Our story

Since 1994, all government departments were undergoing major changes. Like others, the Health Department as well as the Cullinan Care and Rehabilitation Center was also required to undergo transformation. As newly appointed occupational therapist, Ms Linda Krause was first introduced to the concept of Transformation in the Health Department in May 2002 .

With respect to the intellectually disabled the department had the following views:

  • The ICP (Intellectually Challenged Person) is equally the responsibility of the state, the community and the family. Previously, the state took responsibility for the entire package of the ICP in large institutions such as Cullinan Care and Rehabilitation Center and Witrand.
  • The Department wanted to convert these centres into actual rehabilitation centres, where the ICP could be taken in for short periods, rehabilitation could take place and the person would then be returned to his/her home or other facility.
    NGO’s (non government organisations) had to be established to look after the ICP in the persons own community.
  • The state would meet its responsibility by government grants, subsidies and project development funds. The parents / family contribute financially by paying a third part of the cost of maintenance and so does the community by way churches, businesses, and local government.

Cullinan Care had an unusual problem, however, in the sense that for the past 15 – 20 years is did not have a constant and full-time superintendent or CEO. It was managed by a management committee, which had all the responsibilities but not been empowered to do the transformation, neither was this power transferred to the senior staff members and unions. Never the less, senior staff members formed a transformation committee to do the planning for transformation although they would not be empowered to implement it.

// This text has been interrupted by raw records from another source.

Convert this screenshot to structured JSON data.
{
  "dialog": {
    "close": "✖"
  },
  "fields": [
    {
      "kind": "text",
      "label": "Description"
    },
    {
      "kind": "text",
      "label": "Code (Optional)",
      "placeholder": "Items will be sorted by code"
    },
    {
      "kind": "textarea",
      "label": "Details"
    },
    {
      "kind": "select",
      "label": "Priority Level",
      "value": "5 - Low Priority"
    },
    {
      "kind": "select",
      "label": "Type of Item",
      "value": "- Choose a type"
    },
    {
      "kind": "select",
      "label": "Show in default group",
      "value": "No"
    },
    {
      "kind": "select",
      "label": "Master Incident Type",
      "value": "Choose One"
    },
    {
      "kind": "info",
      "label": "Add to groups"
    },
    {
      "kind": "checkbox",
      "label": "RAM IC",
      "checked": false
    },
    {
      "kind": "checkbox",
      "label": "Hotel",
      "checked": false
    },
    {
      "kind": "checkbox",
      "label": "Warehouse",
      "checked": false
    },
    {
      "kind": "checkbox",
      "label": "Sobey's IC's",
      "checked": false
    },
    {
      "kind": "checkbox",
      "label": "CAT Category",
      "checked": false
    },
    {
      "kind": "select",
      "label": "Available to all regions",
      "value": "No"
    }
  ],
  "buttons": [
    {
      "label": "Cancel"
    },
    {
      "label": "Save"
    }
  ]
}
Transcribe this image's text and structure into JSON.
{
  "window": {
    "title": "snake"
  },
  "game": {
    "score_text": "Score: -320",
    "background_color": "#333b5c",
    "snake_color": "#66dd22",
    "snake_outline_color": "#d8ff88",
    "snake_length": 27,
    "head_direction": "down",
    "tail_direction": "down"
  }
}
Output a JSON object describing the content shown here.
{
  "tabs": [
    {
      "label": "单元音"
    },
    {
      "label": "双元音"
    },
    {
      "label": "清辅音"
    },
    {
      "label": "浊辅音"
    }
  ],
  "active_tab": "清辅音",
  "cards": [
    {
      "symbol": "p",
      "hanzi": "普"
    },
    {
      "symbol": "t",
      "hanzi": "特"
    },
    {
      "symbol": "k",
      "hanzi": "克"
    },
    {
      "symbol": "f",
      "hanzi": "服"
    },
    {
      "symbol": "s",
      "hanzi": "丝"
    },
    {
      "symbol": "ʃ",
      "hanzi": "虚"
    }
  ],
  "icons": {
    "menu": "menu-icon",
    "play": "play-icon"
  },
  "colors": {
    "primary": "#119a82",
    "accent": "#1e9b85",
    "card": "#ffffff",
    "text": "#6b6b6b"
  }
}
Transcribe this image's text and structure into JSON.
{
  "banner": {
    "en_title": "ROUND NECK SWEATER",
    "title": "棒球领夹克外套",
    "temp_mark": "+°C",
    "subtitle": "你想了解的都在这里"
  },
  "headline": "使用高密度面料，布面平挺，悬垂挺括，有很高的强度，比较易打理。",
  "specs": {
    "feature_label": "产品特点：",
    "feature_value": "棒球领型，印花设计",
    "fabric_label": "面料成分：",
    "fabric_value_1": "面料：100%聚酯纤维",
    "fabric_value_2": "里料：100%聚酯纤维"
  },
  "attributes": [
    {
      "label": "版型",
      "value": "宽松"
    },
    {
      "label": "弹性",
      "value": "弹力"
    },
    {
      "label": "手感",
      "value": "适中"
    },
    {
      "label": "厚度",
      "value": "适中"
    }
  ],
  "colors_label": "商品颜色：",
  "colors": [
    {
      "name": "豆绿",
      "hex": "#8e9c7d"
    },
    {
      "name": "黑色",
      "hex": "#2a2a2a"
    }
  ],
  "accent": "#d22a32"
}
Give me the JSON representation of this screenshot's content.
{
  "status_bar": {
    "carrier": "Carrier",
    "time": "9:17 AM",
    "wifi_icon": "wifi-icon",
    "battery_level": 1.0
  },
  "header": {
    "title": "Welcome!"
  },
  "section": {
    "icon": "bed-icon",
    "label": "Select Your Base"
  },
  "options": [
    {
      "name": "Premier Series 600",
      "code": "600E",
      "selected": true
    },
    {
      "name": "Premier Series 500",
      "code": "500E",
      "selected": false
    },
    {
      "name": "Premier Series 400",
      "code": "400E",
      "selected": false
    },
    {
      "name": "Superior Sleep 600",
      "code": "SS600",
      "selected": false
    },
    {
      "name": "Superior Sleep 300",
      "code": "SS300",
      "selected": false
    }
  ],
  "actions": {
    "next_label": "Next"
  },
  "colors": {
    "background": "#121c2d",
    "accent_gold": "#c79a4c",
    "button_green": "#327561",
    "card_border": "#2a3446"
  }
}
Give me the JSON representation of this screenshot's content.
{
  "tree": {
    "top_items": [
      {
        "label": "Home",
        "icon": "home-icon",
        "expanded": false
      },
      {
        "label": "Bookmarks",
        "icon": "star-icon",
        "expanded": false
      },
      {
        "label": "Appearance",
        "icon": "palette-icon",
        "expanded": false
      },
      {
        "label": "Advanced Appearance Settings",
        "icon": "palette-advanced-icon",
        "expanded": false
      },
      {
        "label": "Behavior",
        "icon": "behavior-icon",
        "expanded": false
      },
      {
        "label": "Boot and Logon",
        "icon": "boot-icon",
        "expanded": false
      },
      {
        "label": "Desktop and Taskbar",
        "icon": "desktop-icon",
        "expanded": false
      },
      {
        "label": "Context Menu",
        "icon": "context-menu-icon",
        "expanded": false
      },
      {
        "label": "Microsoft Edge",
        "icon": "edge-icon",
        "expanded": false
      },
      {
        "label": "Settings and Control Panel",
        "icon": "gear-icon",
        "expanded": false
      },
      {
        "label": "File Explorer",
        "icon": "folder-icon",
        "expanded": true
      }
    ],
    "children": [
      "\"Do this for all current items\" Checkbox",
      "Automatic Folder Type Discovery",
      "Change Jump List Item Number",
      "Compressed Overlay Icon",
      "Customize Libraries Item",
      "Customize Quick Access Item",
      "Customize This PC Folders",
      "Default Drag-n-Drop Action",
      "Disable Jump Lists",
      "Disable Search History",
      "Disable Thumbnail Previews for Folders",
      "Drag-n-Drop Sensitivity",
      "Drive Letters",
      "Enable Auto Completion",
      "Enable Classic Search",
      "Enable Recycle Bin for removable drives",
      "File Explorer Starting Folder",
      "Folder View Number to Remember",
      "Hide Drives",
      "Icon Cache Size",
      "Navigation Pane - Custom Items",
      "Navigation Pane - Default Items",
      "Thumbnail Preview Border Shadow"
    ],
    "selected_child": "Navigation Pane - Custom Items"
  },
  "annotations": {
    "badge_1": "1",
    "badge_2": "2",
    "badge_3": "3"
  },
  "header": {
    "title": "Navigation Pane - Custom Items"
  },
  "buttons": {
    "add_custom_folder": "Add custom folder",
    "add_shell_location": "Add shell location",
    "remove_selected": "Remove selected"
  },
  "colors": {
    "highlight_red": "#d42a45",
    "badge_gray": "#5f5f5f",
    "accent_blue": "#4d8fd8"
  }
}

  • Thorough research done by the transformation committee a workable plan was drawn up  and submitted to Regional Office and the unions to:
    prevent residents to be randomly and on a large scale transferred to inappropriate institutions
  • prevent layoffs, transfer, or redeployment of staff
  • fit into the Transformation guidelines, i.e.: focusing on short-term rehabilitation and support to primary caregivers, the cessation of all new permanent intakes of ICPs and  gradual transfer of residents to appropriate NGOs in their communities of origin.

The unions, in an attempt to protect their members, scuppered this attempt at transformation . The National Department of Health took control of the process and in early 2007 and the CEO of Cullinan Care was instructed to begin the immediate transfer of slight and moderately disabled residents to other facilities. Since the beginning of 2007, more than 100 people were transferred. Thirty of them to the Waverley Care Centre in Germiston, a large psychiatric institution under Lifecare management, with 600 patients.

In July 2007, Ms Linda Krause (occupational therapist), as a former employee of Cullinan Care was approached by Hannah Jacobus, co-ordinator of the Department of Health’s community projects, with the request to establish a daycare center for ICPs of Rayton and surrounding areas. Ms Krause asked a colleague, Ms Marie Pretorius, who is a senior nurse, to assist her in investigating the possibility, and asked friends and family to pray about the matter. Within weeks of this, Ms Hanna Jacobus approached the two and asked them to provide accommodation to 26 persons Cullinan Care urgently needed to find a place for.

Both had long been engaged in Cullinan Care and have a real passion to make the world a better place for the ICP.  In the aftermath of the shocking program on Cullinan Care by Carte Blanche, and rumors that Waverley Care Centre was really not suitable for these persons, the ladies decided, under God’s guidance, to tackle this task.

Mr Chris Krause, and Marie and Lukas Jacobs (parents of a boy with cerebral palsy, who married a ICP young woman) soon joined the effort. Marie immediately started managing the finances with a starting balance of R0.00, she opened a bank account, started looking for donations. In May 2007 a founders meeting was held and Qumi Homes was established as a “free association”, similar to most church congregations.

A management board was elected considting of

  • Dr. Paul Lombard – President
  • Ms Linda Krause – Vice Chairperson
  • Ms Jeanette vd Merwe – Secretary
  • Ms Marie Jacobs – Treasurer
  • Mr Chris Krause – additional member
  • Mr Johan Kruger-  additional member

Within a few weeks a sponsor for the rent of the first house was found and at the beginning of August 2007 or first to residents, Barbara Steenhuisen and Pieter Horn moved in. At that point we did not have any staff yet so committee members took turns to act as house mothers and fathers.

Since then Qumi has expanded to house 42 ICPs, and a further seven attend daycare. We have been able to purchace our own house thanks to a big donation and rent two other houses and a smallholding outside Rayton.